Laser technologies can be enhanced using colloidal quantum dots. The scalability and inexpensive chemical techniques used to synthesize QDs make them more attractive and prominent to work on. Faster Auger recombination can be removed using meticulously engineered hetero-QDs. The researcher has also employed compositional grading of QDs interior to smoothen charge carrier confinement potential, thereby suppressing the strength of individual Auger transition. This engineered QD shows longer optical gain lifetimes while maintaining strong 3D confinement.

Symposium SB02: Charge Carrier Transport in Organic and Organic-Inorganic Hybrid Materials

John Anthony, Tanner Smith, Karl Thorney, and Dean Windemuller, University of Kentucky

Synthesis and functionalization of new chromophores for organic electronics and photonics

Written by Swati Suman

Organic electronics has gained much attention due to its viability and range of applications in optoelectronics. However, it requires optimization of both core chromophore and interaction in solid states. The research team explored the synthesis and implementation of large chromophores fused ring aromatic compounds to enhance photonics properties. The researchers have developed a process to grow large aromatic systems that have absorbance in the near-infrared region. With electronic coupling within chromophores, the researchers developed singlet fission chromophores that yield quintet states. Along with tuning the functional group on other systems, using C-H-π interaction reduces disorders and greatly impacts charge transport. The researchers have established long life by new reaction pathways that alter reaction with oxygen or dimerization.

Symposium SB11: Bio-Based and Biomimetic Polymers in Soft Robotics

Jie Xu, Argonne National Laboratory

The Synergy of Electronic Polymers and Self-Driving Laboratories for Innovations in Soft Robots

Written by Kazi Zihan Hossain

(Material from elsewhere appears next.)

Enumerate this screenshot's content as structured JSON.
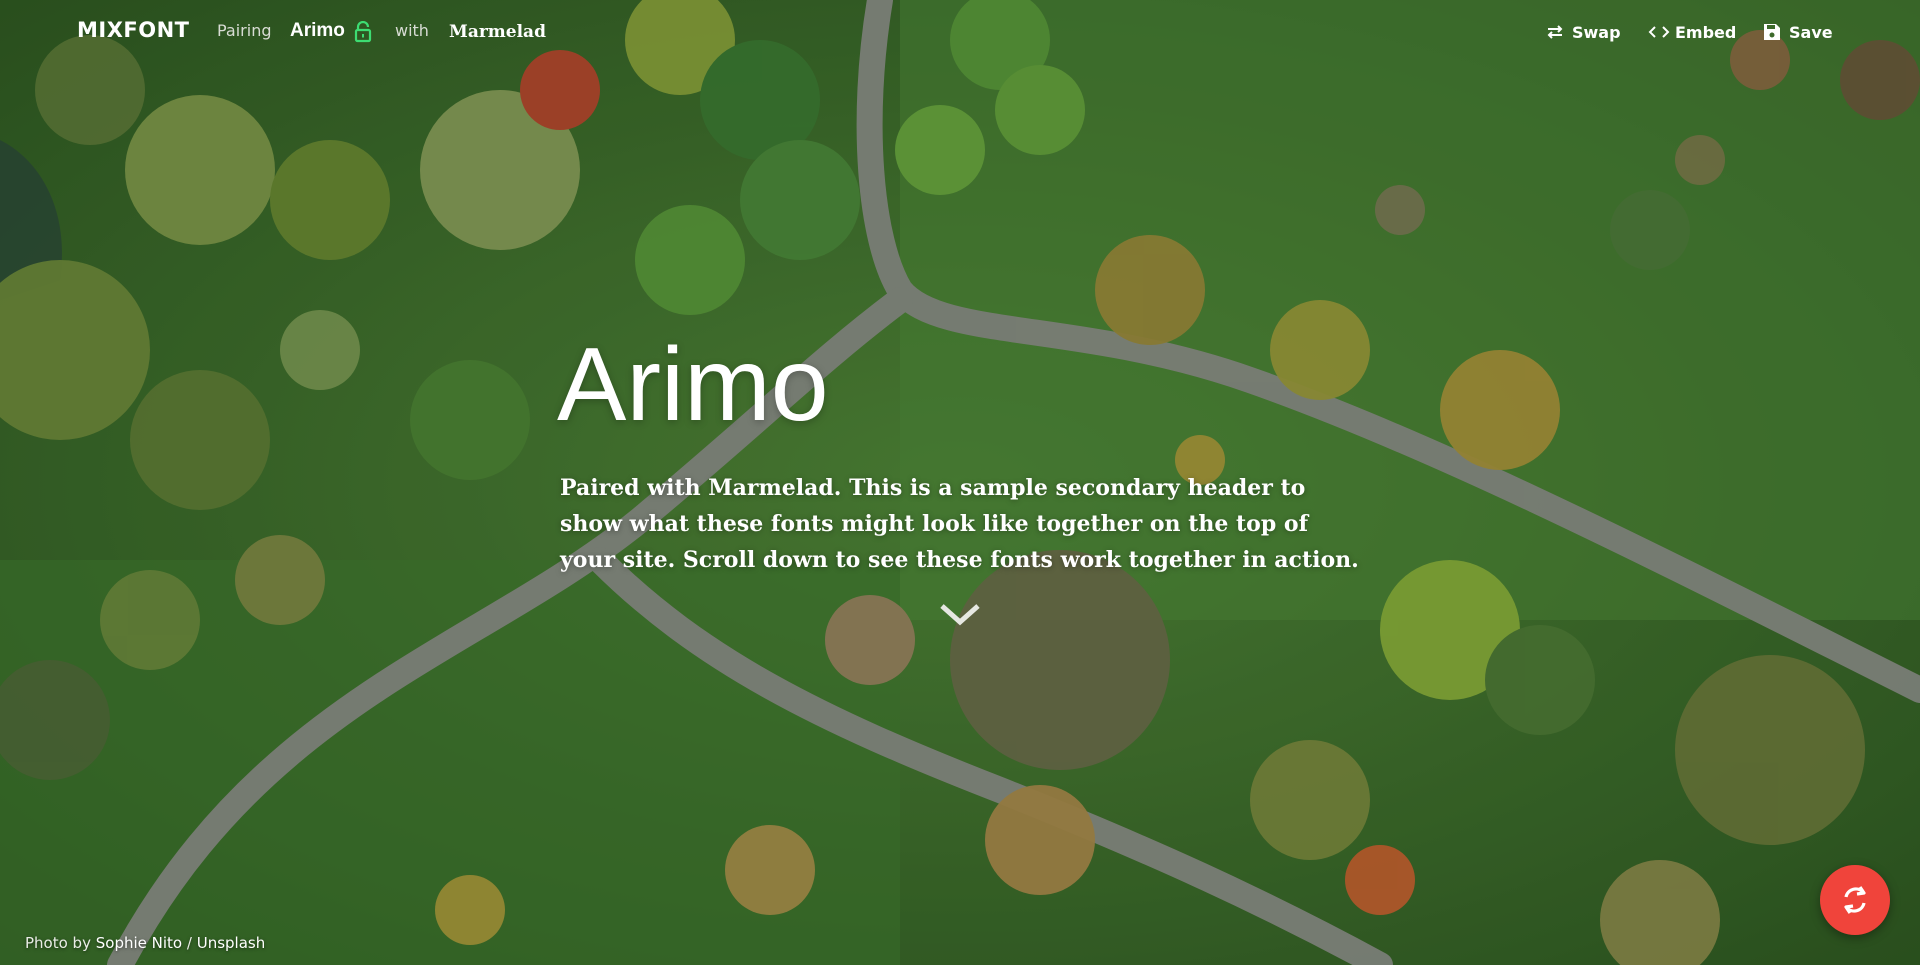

Humankind has lived through different ages, such as the Stone Age, Iron Age, Bronze Age, and Industrial Age, and relied on different tools to advance technology and quality of life. Currently, we are living in the artificial intelligence (AI) age, and AI is getting involved in different aspects of our lives to automate various repeated tasks. However, AI has yet to get fully involved in the R&D sector, such as materials discovery with a new functional property. The development of such materials relies on the tremendous manual labor of students and laboratory workers. To overcome these problems, Jie Xu and colleagues from Argonne National Laboratory have developed an innovative solution, Polybot. This AI workflow can learn from literature data to understand the recipe of different molecules, synthesize them automatically by controlling robots, and characterize them. This AI-based platform holds huge potential for discovering new types of functional materials. They have demonstrated the feasibility of synthesizing an electrochromic polymer, which changes color based on the applied electrical potential or current. By declaring the desired color of the polymer, Polybot could synthesize the exact polymer on a limited budget with high accuracy. Thus, Polybot shows potential for groundbreaking innovation in soft robotics and beyond harnessing the power of AI.